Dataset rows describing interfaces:
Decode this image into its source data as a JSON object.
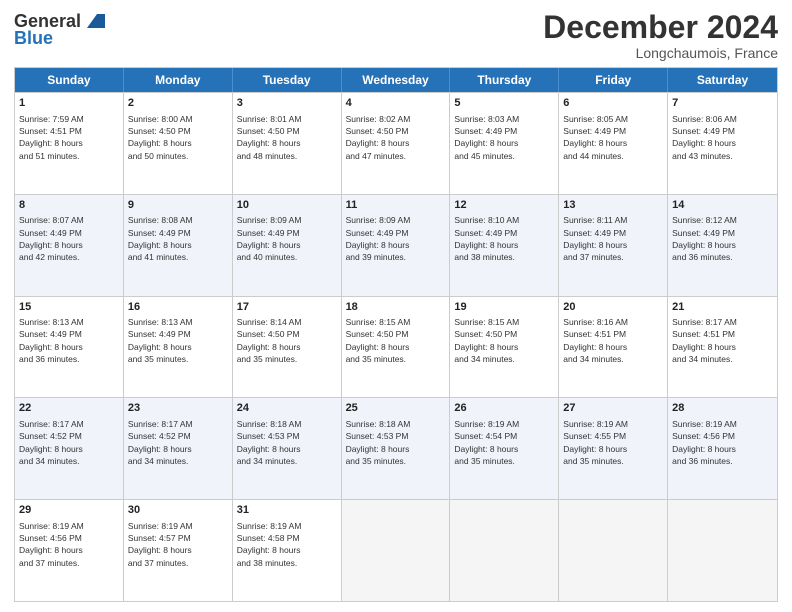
{
  "logo": {
    "general": "General",
    "blue": "Blue"
  },
  "header": {
    "month": "December 2024",
    "location": "Longchaumois, France"
  },
  "weekdays": [
    "Sunday",
    "Monday",
    "Tuesday",
    "Wednesday",
    "Thursday",
    "Friday",
    "Saturday"
  ],
  "rows": [
    [
      {
        "day": "1",
        "lines": [
          "Sunrise: 7:59 AM",
          "Sunset: 4:51 PM",
          "Daylight: 8 hours",
          "and 51 minutes."
        ]
      },
      {
        "day": "2",
        "lines": [
          "Sunrise: 8:00 AM",
          "Sunset: 4:50 PM",
          "Daylight: 8 hours",
          "and 50 minutes."
        ]
      },
      {
        "day": "3",
        "lines": [
          "Sunrise: 8:01 AM",
          "Sunset: 4:50 PM",
          "Daylight: 8 hours",
          "and 48 minutes."
        ]
      },
      {
        "day": "4",
        "lines": [
          "Sunrise: 8:02 AM",
          "Sunset: 4:50 PM",
          "Daylight: 8 hours",
          "and 47 minutes."
        ]
      },
      {
        "day": "5",
        "lines": [
          "Sunrise: 8:03 AM",
          "Sunset: 4:49 PM",
          "Daylight: 8 hours",
          "and 45 minutes."
        ]
      },
      {
        "day": "6",
        "lines": [
          "Sunrise: 8:05 AM",
          "Sunset: 4:49 PM",
          "Daylight: 8 hours",
          "and 44 minutes."
        ]
      },
      {
        "day": "7",
        "lines": [
          "Sunrise: 8:06 AM",
          "Sunset: 4:49 PM",
          "Daylight: 8 hours",
          "and 43 minutes."
        ]
      }
    ],
    [
      {
        "day": "8",
        "lines": [
          "Sunrise: 8:07 AM",
          "Sunset: 4:49 PM",
          "Daylight: 8 hours",
          "and 42 minutes."
        ]
      },
      {
        "day": "9",
        "lines": [
          "Sunrise: 8:08 AM",
          "Sunset: 4:49 PM",
          "Daylight: 8 hours",
          "and 41 minutes."
        ]
      },
      {
        "day": "10",
        "lines": [
          "Sunrise: 8:09 AM",
          "Sunset: 4:49 PM",
          "Daylight: 8 hours",
          "and 40 minutes."
        ]
      },
      {
        "day": "11",
        "lines": [
          "Sunrise: 8:09 AM",
          "Sunset: 4:49 PM",
          "Daylight: 8 hours",
          "and 39 minutes."
        ]
      },
      {
        "day": "12",
        "lines": [
          "Sunrise: 8:10 AM",
          "Sunset: 4:49 PM",
          "Daylight: 8 hours",
          "and 38 minutes."
        ]
      },
      {
        "day": "13",
        "lines": [
          "Sunrise: 8:11 AM",
          "Sunset: 4:49 PM",
          "Daylight: 8 hours",
          "and 37 minutes."
        ]
      },
      {
        "day": "14",
        "lines": [
          "Sunrise: 8:12 AM",
          "Sunset: 4:49 PM",
          "Daylight: 8 hours",
          "and 36 minutes."
        ]
      }
    ],
    [
      {
        "day": "15",
        "lines": [
          "Sunrise: 8:13 AM",
          "Sunset: 4:49 PM",
          "Daylight: 8 hours",
          "and 36 minutes."
        ]
      },
      {
        "day": "16",
        "lines": [
          "Sunrise: 8:13 AM",
          "Sunset: 4:49 PM",
          "Daylight: 8 hours",
          "and 35 minutes."
        ]
      },
      {
        "day": "17",
        "lines": [
          "Sunrise: 8:14 AM",
          "Sunset: 4:50 PM",
          "Daylight: 8 hours",
          "and 35 minutes."
        ]
      },
      {
        "day": "18",
        "lines": [
          "Sunrise: 8:15 AM",
          "Sunset: 4:50 PM",
          "Daylight: 8 hours",
          "and 35 minutes."
        ]
      },
      {
        "day": "19",
        "lines": [
          "Sunrise: 8:15 AM",
          "Sunset: 4:50 PM",
          "Daylight: 8 hours",
          "and 34 minutes."
        ]
      },
      {
        "day": "20",
        "lines": [
          "Sunrise: 8:16 AM",
          "Sunset: 4:51 PM",
          "Daylight: 8 hours",
          "and 34 minutes."
        ]
      },
      {
        "day": "21",
        "lines": [
          "Sunrise: 8:17 AM",
          "Sunset: 4:51 PM",
          "Daylight: 8 hours",
          "and 34 minutes."
        ]
      }
    ],
    [
      {
        "day": "22",
        "lines": [
          "Sunrise: 8:17 AM",
          "Sunset: 4:52 PM",
          "Daylight: 8 hours",
          "and 34 minutes."
        ]
      },
      {
        "day": "23",
        "lines": [
          "Sunrise: 8:17 AM",
          "Sunset: 4:52 PM",
          "Daylight: 8 hours",
          "and 34 minutes."
        ]
      },
      {
        "day": "24",
        "lines": [
          "Sunrise: 8:18 AM",
          "Sunset: 4:53 PM",
          "Daylight: 8 hours",
          "and 34 minutes."
        ]
      },
      {
        "day": "25",
        "lines": [
          "Sunrise: 8:18 AM",
          "Sunset: 4:53 PM",
          "Daylight: 8 hours",
          "and 35 minutes."
        ]
      },
      {
        "day": "26",
        "lines": [
          "Sunrise: 8:19 AM",
          "Sunset: 4:54 PM",
          "Daylight: 8 hours",
          "and 35 minutes."
        ]
      },
      {
        "day": "27",
        "lines": [
          "Sunrise: 8:19 AM",
          "Sunset: 4:55 PM",
          "Daylight: 8 hours",
          "and 35 minutes."
        ]
      },
      {
        "day": "28",
        "lines": [
          "Sunrise: 8:19 AM",
          "Sunset: 4:56 PM",
          "Daylight: 8 hours",
          "and 36 minutes."
        ]
      }
    ],
    [
      {
        "day": "29",
        "lines": [
          "Sunrise: 8:19 AM",
          "Sunset: 4:56 PM",
          "Daylight: 8 hours",
          "and 37 minutes."
        ]
      },
      {
        "day": "30",
        "lines": [
          "Sunrise: 8:19 AM",
          "Sunset: 4:57 PM",
          "Daylight: 8 hours",
          "and 37 minutes."
        ]
      },
      {
        "day": "31",
        "lines": [
          "Sunrise: 8:19 AM",
          "Sunset: 4:58 PM",
          "Daylight: 8 hours",
          "and 38 minutes."
        ]
      },
      {
        "day": "",
        "lines": []
      },
      {
        "day": "",
        "lines": []
      },
      {
        "day": "",
        "lines": []
      },
      {
        "day": "",
        "lines": []
      }
    ]
  ]
}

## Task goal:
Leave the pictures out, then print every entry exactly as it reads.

## Result for this exercise:
Decode this image into its source data as a JSON object.
{
  "logo": {
    "general": "General",
    "blue": "Blue"
  },
  "header": {
    "month": "December 2024",
    "location": "Longchaumois, France"
  },
  "weekdays": [
    "Sunday",
    "Monday",
    "Tuesday",
    "Wednesday",
    "Thursday",
    "Friday",
    "Saturday"
  ],
  "rows": [
    [
      {
        "day": "1",
        "lines": [
          "Sunrise: 7:59 AM",
          "Sunset: 4:51 PM",
          "Daylight: 8 hours",
          "and 51 minutes."
        ]
      },
      {
        "day": "2",
        "lines": [
          "Sunrise: 8:00 AM",
          "Sunset: 4:50 PM",
          "Daylight: 8 hours",
          "and 50 minutes."
        ]
      },
      {
        "day": "3",
        "lines": [
          "Sunrise: 8:01 AM",
          "Sunset: 4:50 PM",
          "Daylight: 8 hours",
          "and 48 minutes."
        ]
      },
      {
        "day": "4",
        "lines": [
          "Sunrise: 8:02 AM",
          "Sunset: 4:50 PM",
          "Daylight: 8 hours",
          "and 47 minutes."
        ]
      },
      {
        "day": "5",
        "lines": [
          "Sunrise: 8:03 AM",
          "Sunset: 4:49 PM",
          "Daylight: 8 hours",
          "and 45 minutes."
        ]
      },
      {
        "day": "6",
        "lines": [
          "Sunrise: 8:05 AM",
          "Sunset: 4:49 PM",
          "Daylight: 8 hours",
          "and 44 minutes."
        ]
      },
      {
        "day": "7",
        "lines": [
          "Sunrise: 8:06 AM",
          "Sunset: 4:49 PM",
          "Daylight: 8 hours",
          "and 43 minutes."
        ]
      }
    ],
    [
      {
        "day": "8",
        "lines": [
          "Sunrise: 8:07 AM",
          "Sunset: 4:49 PM",
          "Daylight: 8 hours",
          "and 42 minutes."
        ]
      },
      {
        "day": "9",
        "lines": [
          "Sunrise: 8:08 AM",
          "Sunset: 4:49 PM",
          "Daylight: 8 hours",
          "and 41 minutes."
        ]
      },
      {
        "day": "10",
        "lines": [
          "Sunrise: 8:09 AM",
          "Sunset: 4:49 PM",
          "Daylight: 8 hours",
          "and 40 minutes."
        ]
      },
      {
        "day": "11",
        "lines": [
          "Sunrise: 8:09 AM",
          "Sunset: 4:49 PM",
          "Daylight: 8 hours",
          "and 39 minutes."
        ]
      },
      {
        "day": "12",
        "lines": [
          "Sunrise: 8:10 AM",
          "Sunset: 4:49 PM",
          "Daylight: 8 hours",
          "and 38 minutes."
        ]
      },
      {
        "day": "13",
        "lines": [
          "Sunrise: 8:11 AM",
          "Sunset: 4:49 PM",
          "Daylight: 8 hours",
          "and 37 minutes."
        ]
      },
      {
        "day": "14",
        "lines": [
          "Sunrise: 8:12 AM",
          "Sunset: 4:49 PM",
          "Daylight: 8 hours",
          "and 36 minutes."
        ]
      }
    ],
    [
      {
        "day": "15",
        "lines": [
          "Sunrise: 8:13 AM",
          "Sunset: 4:49 PM",
          "Daylight: 8 hours",
          "and 36 minutes."
        ]
      },
      {
        "day": "16",
        "lines": [
          "Sunrise: 8:13 AM",
          "Sunset: 4:49 PM",
          "Daylight: 8 hours",
          "and 35 minutes."
        ]
      },
      {
        "day": "17",
        "lines": [
          "Sunrise: 8:14 AM",
          "Sunset: 4:50 PM",
          "Daylight: 8 hours",
          "and 35 minutes."
        ]
      },
      {
        "day": "18",
        "lines": [
          "Sunrise: 8:15 AM",
          "Sunset: 4:50 PM",
          "Daylight: 8 hours",
          "and 35 minutes."
        ]
      },
      {
        "day": "19",
        "lines": [
          "Sunrise: 8:15 AM",
          "Sunset: 4:50 PM",
          "Daylight: 8 hours",
          "and 34 minutes."
        ]
      },
      {
        "day": "20",
        "lines": [
          "Sunrise: 8:16 AM",
          "Sunset: 4:51 PM",
          "Daylight: 8 hours",
          "and 34 minutes."
        ]
      },
      {
        "day": "21",
        "lines": [
          "Sunrise: 8:17 AM",
          "Sunset: 4:51 PM",
          "Daylight: 8 hours",
          "and 34 minutes."
        ]
      }
    ],
    [
      {
        "day": "22",
        "lines": [
          "Sunrise: 8:17 AM",
          "Sunset: 4:52 PM",
          "Daylight: 8 hours",
          "and 34 minutes."
        ]
      },
      {
        "day": "23",
        "lines": [
          "Sunrise: 8:17 AM",
          "Sunset: 4:52 PM",
          "Daylight: 8 hours",
          "and 34 minutes."
        ]
      },
      {
        "day": "24",
        "lines": [
          "Sunrise: 8:18 AM",
          "Sunset: 4:53 PM",
          "Daylight: 8 hours",
          "and 34 minutes."
        ]
      },
      {
        "day": "25",
        "lines": [
          "Sunrise: 8:18 AM",
          "Sunset: 4:53 PM",
          "Daylight: 8 hours",
          "and 35 minutes."
        ]
      },
      {
        "day": "26",
        "lines": [
          "Sunrise: 8:19 AM",
          "Sunset: 4:54 PM",
          "Daylight: 8 hours",
          "and 35 minutes."
        ]
      },
      {
        "day": "27",
        "lines": [
          "Sunrise: 8:19 AM",
          "Sunset: 4:55 PM",
          "Daylight: 8 hours",
          "and 35 minutes."
        ]
      },
      {
        "day": "28",
        "lines": [
          "Sunrise: 8:19 AM",
          "Sunset: 4:56 PM",
          "Daylight: 8 hours",
          "and 36 minutes."
        ]
      }
    ],
    [
      {
        "day": "29",
        "lines": [
          "Sunrise: 8:19 AM",
          "Sunset: 4:56 PM",
          "Daylight: 8 hours",
          "and 37 minutes."
        ]
      },
      {
        "day": "30",
        "lines": [
          "Sunrise: 8:19 AM",
          "Sunset: 4:57 PM",
          "Daylight: 8 hours",
          "and 37 minutes."
        ]
      },
      {
        "day": "31",
        "lines": [
          "Sunrise: 8:19 AM",
          "Sunset: 4:58 PM",
          "Daylight: 8 hours",
          "and 38 minutes."
        ]
      },
      {
        "day": "",
        "lines": []
      },
      {
        "day": "",
        "lines": []
      },
      {
        "day": "",
        "lines": []
      },
      {
        "day": "",
        "lines": []
      }
    ]
  ]
}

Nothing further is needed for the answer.